> **What the task asks**
Produce a word-for-word copy of the data below.

—————

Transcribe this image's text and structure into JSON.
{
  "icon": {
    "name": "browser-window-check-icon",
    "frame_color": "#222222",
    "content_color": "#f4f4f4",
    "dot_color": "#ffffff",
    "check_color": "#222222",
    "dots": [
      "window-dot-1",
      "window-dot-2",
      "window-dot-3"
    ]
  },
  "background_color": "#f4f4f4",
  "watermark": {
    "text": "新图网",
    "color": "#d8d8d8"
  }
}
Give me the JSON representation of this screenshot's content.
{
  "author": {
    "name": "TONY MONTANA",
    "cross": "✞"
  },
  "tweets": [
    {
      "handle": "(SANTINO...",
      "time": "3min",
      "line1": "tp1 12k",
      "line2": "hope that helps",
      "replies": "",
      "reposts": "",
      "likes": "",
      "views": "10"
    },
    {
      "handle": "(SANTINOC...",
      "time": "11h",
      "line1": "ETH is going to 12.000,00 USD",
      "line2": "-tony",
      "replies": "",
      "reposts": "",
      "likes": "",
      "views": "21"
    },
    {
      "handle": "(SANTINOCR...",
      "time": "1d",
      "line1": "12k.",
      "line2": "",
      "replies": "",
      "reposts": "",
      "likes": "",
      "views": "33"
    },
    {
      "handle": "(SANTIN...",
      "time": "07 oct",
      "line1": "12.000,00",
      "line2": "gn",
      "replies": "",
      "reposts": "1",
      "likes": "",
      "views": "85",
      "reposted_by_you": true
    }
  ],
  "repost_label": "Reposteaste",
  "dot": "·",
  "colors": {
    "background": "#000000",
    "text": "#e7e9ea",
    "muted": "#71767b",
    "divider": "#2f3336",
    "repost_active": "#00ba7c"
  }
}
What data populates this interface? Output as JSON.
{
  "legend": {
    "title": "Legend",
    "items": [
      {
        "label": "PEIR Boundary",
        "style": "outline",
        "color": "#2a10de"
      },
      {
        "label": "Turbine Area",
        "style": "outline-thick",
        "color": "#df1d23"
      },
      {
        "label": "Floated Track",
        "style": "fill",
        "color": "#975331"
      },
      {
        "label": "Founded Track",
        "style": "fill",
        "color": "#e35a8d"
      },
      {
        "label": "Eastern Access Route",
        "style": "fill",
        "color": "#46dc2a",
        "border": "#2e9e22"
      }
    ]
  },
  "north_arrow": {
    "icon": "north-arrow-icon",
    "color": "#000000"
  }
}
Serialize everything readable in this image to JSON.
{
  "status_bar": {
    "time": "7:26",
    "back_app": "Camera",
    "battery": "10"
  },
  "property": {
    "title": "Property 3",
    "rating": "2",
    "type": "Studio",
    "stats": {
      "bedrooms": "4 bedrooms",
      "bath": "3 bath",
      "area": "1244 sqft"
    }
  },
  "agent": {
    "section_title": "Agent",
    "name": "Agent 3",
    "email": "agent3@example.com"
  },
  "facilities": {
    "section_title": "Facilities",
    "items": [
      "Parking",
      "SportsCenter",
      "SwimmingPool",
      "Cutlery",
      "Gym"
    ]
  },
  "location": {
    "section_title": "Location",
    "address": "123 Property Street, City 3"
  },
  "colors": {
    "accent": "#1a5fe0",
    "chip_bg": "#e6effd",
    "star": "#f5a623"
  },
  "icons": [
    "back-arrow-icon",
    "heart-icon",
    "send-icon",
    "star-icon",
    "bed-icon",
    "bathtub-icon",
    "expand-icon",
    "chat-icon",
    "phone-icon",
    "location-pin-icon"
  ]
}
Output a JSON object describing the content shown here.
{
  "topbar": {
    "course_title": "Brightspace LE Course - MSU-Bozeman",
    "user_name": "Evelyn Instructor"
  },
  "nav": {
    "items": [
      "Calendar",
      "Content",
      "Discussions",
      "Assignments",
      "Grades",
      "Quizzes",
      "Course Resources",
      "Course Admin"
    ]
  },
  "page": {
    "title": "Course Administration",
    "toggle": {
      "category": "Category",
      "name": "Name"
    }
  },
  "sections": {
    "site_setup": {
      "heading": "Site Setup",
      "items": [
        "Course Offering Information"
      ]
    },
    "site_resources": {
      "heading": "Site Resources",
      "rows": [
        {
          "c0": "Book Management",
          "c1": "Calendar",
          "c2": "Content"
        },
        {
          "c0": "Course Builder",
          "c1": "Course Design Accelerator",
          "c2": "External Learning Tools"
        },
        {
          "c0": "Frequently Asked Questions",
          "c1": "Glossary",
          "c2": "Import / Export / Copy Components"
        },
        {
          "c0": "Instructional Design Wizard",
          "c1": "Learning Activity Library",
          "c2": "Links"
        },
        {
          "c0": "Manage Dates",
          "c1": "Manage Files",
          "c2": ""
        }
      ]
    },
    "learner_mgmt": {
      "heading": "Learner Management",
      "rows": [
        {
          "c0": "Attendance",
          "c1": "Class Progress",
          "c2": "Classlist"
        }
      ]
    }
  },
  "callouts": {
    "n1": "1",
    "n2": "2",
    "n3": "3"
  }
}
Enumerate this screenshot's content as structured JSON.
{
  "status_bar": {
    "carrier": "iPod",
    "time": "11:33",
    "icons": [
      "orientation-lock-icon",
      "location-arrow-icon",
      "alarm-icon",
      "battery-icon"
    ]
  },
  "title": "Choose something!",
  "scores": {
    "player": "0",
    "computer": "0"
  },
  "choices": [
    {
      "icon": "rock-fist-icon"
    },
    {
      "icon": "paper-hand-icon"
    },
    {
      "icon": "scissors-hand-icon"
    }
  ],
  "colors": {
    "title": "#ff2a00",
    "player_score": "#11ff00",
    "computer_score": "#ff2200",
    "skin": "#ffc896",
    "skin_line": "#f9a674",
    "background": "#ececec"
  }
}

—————

> **Solution for this exercise**
Transcribe this image's text and structure into JSON.
{
  "icon": {
    "name": "browser-window-check-icon",
    "frame_color": "#222222",
    "content_color": "#f4f4f4",
    "dot_color": "#ffffff",
    "check_color": "#222222",
    "dots": [
      "window-dot-1",
      "window-dot-2",
      "window-dot-3"
    ]
  },
  "background_color": "#f4f4f4",
  "watermark": {
    "text": "新图网",
    "color": "#d8d8d8"
  }
}
Give me the JSON representation of this screenshot's content.
{
  "author": {
    "name": "TONY MONTANA",
    "cross": "✞"
  },
  "tweets": [
    {
      "handle": "(SANTINO...",
      "time": "3min",
      "line1": "tp1 12k",
      "line2": "hope that helps",
      "replies": "",
      "reposts": "",
      "likes": "",
      "views": "10"
    },
    {
      "handle": "(SANTINOC...",
      "time": "11h",
      "line1": "ETH is going to 12.000,00 USD",
      "line2": "-tony",
      "replies": "",
      "reposts": "",
      "likes": "",
      "views": "21"
    },
    {
      "handle": "(SANTINOCR...",
      "time": "1d",
      "line1": "12k.",
      "line2": "",
      "replies": "",
      "reposts": "",
      "likes": "",
      "views": "33"
    },
    {
      "handle": "(SANTIN...",
      "time": "07 oct",
      "line1": "12.000,00",
      "line2": "gn",
      "replies": "",
      "reposts": "1",
      "likes": "",
      "views": "85",
      "reposted_by_you": true
    }
  ],
  "repost_label": "Reposteaste",
  "dot": "·",
  "colors": {
    "background": "#000000",
    "text": "#e7e9ea",
    "muted": "#71767b",
    "divider": "#2f3336",
    "repost_active": "#00ba7c"
  }
}
What data populates this interface? Output as JSON.
{
  "legend": {
    "title": "Legend",
    "items": [
      {
        "label": "PEIR Boundary",
        "style": "outline",
        "color": "#2a10de"
      },
      {
        "label": "Turbine Area",
        "style": "outline-thick",
        "color": "#df1d23"
      },
      {
        "label": "Floated Track",
        "style": "fill",
        "color": "#975331"
      },
      {
        "label": "Founded Track",
        "style": "fill",
        "color": "#e35a8d"
      },
      {
        "label": "Eastern Access Route",
        "style": "fill",
        "color": "#46dc2a",
        "border": "#2e9e22"
      }
    ]
  },
  "north_arrow": {
    "icon": "north-arrow-icon",
    "color": "#000000"
  }
}
Serialize everything readable in this image to JSON.
{
  "status_bar": {
    "time": "7:26",
    "back_app": "Camera",
    "battery": "10"
  },
  "property": {
    "title": "Property 3",
    "rating": "2",
    "type": "Studio",
    "stats": {
      "bedrooms": "4 bedrooms",
      "bath": "3 bath",
      "area": "1244 sqft"
    }
  },
  "agent": {
    "section_title": "Agent",
    "name": "Agent 3",
    "email": "agent3@example.com"
  },
  "facilities": {
    "section_title": "Facilities",
    "items": [
      "Parking",
      "SportsCenter",
      "SwimmingPool",
      "Cutlery",
      "Gym"
    ]
  },
  "location": {
    "section_title": "Location",
    "address": "123 Property Street, City 3"
  },
  "colors": {
    "accent": "#1a5fe0",
    "chip_bg": "#e6effd",
    "star": "#f5a623"
  },
  "icons": [
    "back-arrow-icon",
    "heart-icon",
    "send-icon",
    "star-icon",
    "bed-icon",
    "bathtub-icon",
    "expand-icon",
    "chat-icon",
    "phone-icon",
    "location-pin-icon"
  ]
}
Output a JSON object describing the content shown here.
{
  "topbar": {
    "course_title": "Brightspace LE Course - MSU-Bozeman",
    "user_name": "Evelyn Instructor"
  },
  "nav": {
    "items": [
      "Calendar",
      "Content",
      "Discussions",
      "Assignments",
      "Grades",
      "Quizzes",
      "Course Resources",
      "Course Admin"
    ]
  },
  "page": {
    "title": "Course Administration",
    "toggle": {
      "category": "Category",
      "name": "Name"
    }
  },
  "sections": {
    "site_setup": {
      "heading": "Site Setup",
      "items": [
        "Course Offering Information"
      ]
    },
    "site_resources": {
      "heading": "Site Resources",
      "rows": [
        {
          "c0": "Book Management",
          "c1": "Calendar",
          "c2": "Content"
        },
        {
          "c0": "Course Builder",
          "c1": "Course Design Accelerator",
          "c2": "External Learning Tools"
        },
        {
          "c0": "Frequently Asked Questions",
          "c1": "Glossary",
          "c2": "Import / Export / Copy Components"
        },
        {
          "c0": "Instructional Design Wizard",
          "c1": "Learning Activity Library",
          "c2": "Links"
        },
        {
          "c0": "Manage Dates",
          "c1": "Manage Files",
          "c2": ""
        }
      ]
    },
    "learner_mgmt": {
      "heading": "Learner Management",
      "rows": [
        {
          "c0": "Attendance",
          "c1": "Class Progress",
          "c2": "Classlist"
        }
      ]
    }
  },
  "callouts": {
    "n1": "1",
    "n2": "2",
    "n3": "3"
  }
}
Enumerate this screenshot's content as structured JSON.
{
  "status_bar": {
    "carrier": "iPod",
    "time": "11:33",
    "icons": [
      "orientation-lock-icon",
      "location-arrow-icon",
      "alarm-icon",
      "battery-icon"
    ]
  },
  "title": "Choose something!",
  "scores": {
    "player": "0",
    "computer": "0"
  },
  "choices": [
    {
      "icon": "rock-fist-icon"
    },
    {
      "icon": "paper-hand-icon"
    },
    {
      "icon": "scissors-hand-icon"
    }
  ],
  "colors": {
    "title": "#ff2a00",
    "player_score": "#11ff00",
    "computer_score": "#ff2200",
    "skin": "#ffc896",
    "skin_line": "#f9a674",
    "background": "#ececec"
  }
}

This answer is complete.